Here's what we love about Temple Grandin:
1) Tells it like it is
2) Meticulous researcher, in the field and in the lab
3) Totally into animals, especially livestock
4) Force for good
An expert on animal welfare, Grandin has worked for decades to improve the lot of livestock animals, consulting with farms and slaughterhouses to (vastly) improve conditions. One of her aims: decrease the anxiety of cows heading to slaughter.
Even more amazing? She has autism. And through her own autistic behavior she gleans unusual insight into animal behavior. Ever since she published her first book awhile ago, she's been coming more and more into the public eye, sharing her thoughts through scientific papers, lectures, TV appearances and books.
And she has a new one. It's called Animals Make Us Human, and it piggybacks on Animals in Translation, her excellent previous book, to give us ever more insight into the ways animals work—and how to create the best lives for the ones in our care.
Sample topics: Are pigs the smartest animals ever? (Answer: probably.) Which is better, one dog or two? Why does positive reinforcement work—and negative reinforcement fail? What she has to say is new and in some cases entirely revelatory, such as the news that wolves don't live in packs but families, and that dogs likely don't need an alpha so much as a parent.
We can't get enough of Grandin's quirky voice, endless curiosity, and gigantic smarts.

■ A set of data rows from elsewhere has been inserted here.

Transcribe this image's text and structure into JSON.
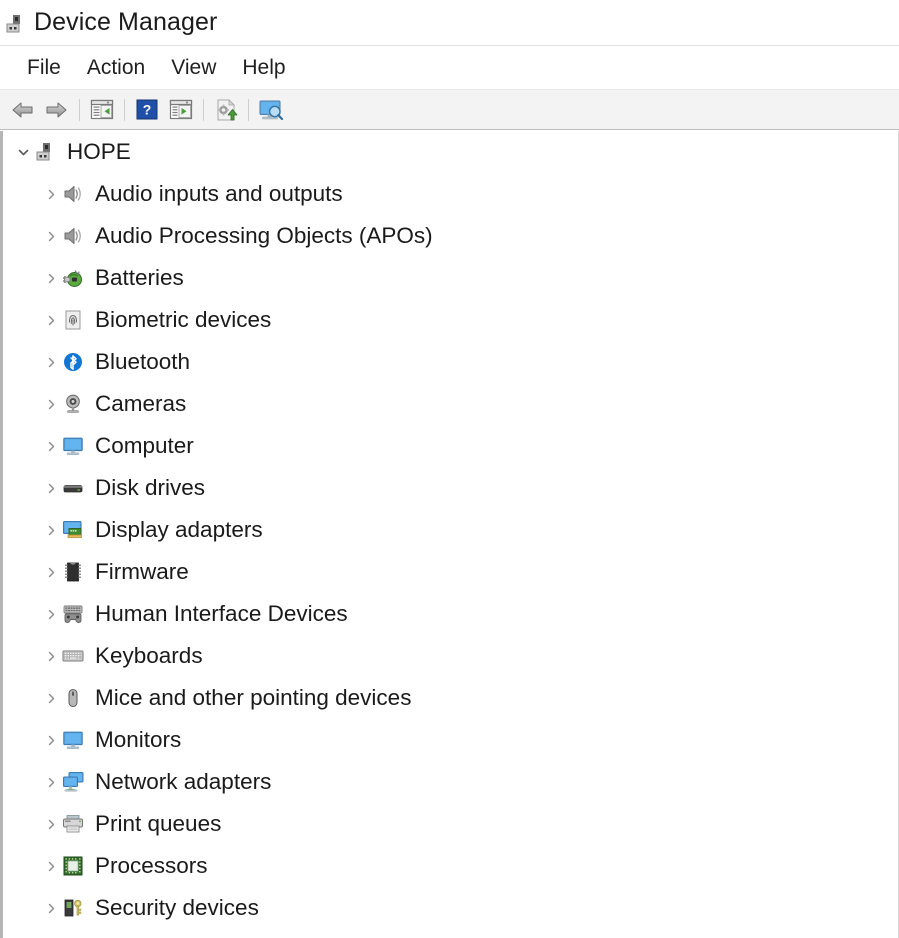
{
  "window": {
    "title": "Device Manager",
    "title_icon": "device-manager-icon"
  },
  "menubar": {
    "items": [
      {
        "label": "File",
        "name": "menu-file"
      },
      {
        "label": "Action",
        "name": "menu-action"
      },
      {
        "label": "View",
        "name": "menu-view"
      },
      {
        "label": "Help",
        "name": "menu-help"
      }
    ]
  },
  "toolbar": {
    "buttons": [
      {
        "icon": "back-arrow-icon",
        "name": "toolbar-back-button"
      },
      {
        "icon": "forward-arrow-icon",
        "name": "toolbar-forward-button"
      },
      {
        "icon": "show-hide-console-tree-icon",
        "name": "toolbar-show-hide-console-tree-button"
      },
      {
        "icon": "help-icon",
        "name": "toolbar-help-button"
      },
      {
        "icon": "properties-icon",
        "name": "toolbar-properties-button"
      },
      {
        "icon": "update-driver-icon",
        "name": "toolbar-update-driver-button"
      },
      {
        "icon": "scan-for-hardware-changes-icon",
        "name": "toolbar-scan-hardware-button"
      }
    ]
  },
  "tree": {
    "root": {
      "label": "HOPE",
      "icon": "computer-node-icon",
      "expanded": true,
      "chevron": "chevron-down"
    },
    "items": [
      {
        "label": "Audio inputs and outputs",
        "icon": "speaker-icon",
        "chevron": "chevron-right"
      },
      {
        "label": "Audio Processing Objects (APOs)",
        "icon": "speaker-icon",
        "chevron": "chevron-right"
      },
      {
        "label": "Batteries",
        "icon": "battery-icon",
        "chevron": "chevron-right"
      },
      {
        "label": "Biometric devices",
        "icon": "fingerprint-icon",
        "chevron": "chevron-right"
      },
      {
        "label": "Bluetooth",
        "icon": "bluetooth-icon",
        "chevron": "chevron-right"
      },
      {
        "label": "Cameras",
        "icon": "camera-icon",
        "chevron": "chevron-right"
      },
      {
        "label": "Computer",
        "icon": "monitor-icon",
        "chevron": "chevron-right"
      },
      {
        "label": "Disk drives",
        "icon": "disk-drive-icon",
        "chevron": "chevron-right"
      },
      {
        "label": "Display adapters",
        "icon": "display-adapter-icon",
        "chevron": "chevron-right"
      },
      {
        "label": "Firmware",
        "icon": "firmware-chip-icon",
        "chevron": "chevron-right"
      },
      {
        "label": "Human Interface Devices",
        "icon": "hid-gamepad-icon",
        "chevron": "chevron-right"
      },
      {
        "label": "Keyboards",
        "icon": "keyboard-icon",
        "chevron": "chevron-right"
      },
      {
        "label": "Mice and other pointing devices",
        "icon": "mouse-icon",
        "chevron": "chevron-right"
      },
      {
        "label": "Monitors",
        "icon": "monitor-icon",
        "chevron": "chevron-right"
      },
      {
        "label": "Network adapters",
        "icon": "network-adapter-icon",
        "chevron": "chevron-right"
      },
      {
        "label": "Print queues",
        "icon": "printer-icon",
        "chevron": "chevron-right"
      },
      {
        "label": "Processors",
        "icon": "processor-icon",
        "chevron": "chevron-right"
      },
      {
        "label": "Security devices",
        "icon": "security-device-icon",
        "chevron": "chevron-right"
      }
    ]
  },
  "colors": {
    "accent_blue": "#2a8fe0",
    "bluetooth_blue": "#1277d4",
    "toolbar_bg": "#f3f3f3",
    "text": "#1a1a1a",
    "chevron": "#6b6b6b",
    "help_blue": "#1f4fa8",
    "green": "#4a9b3a"
  }
}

Here's the book, and here's a fascinating interview with Grandin on Fresh Air.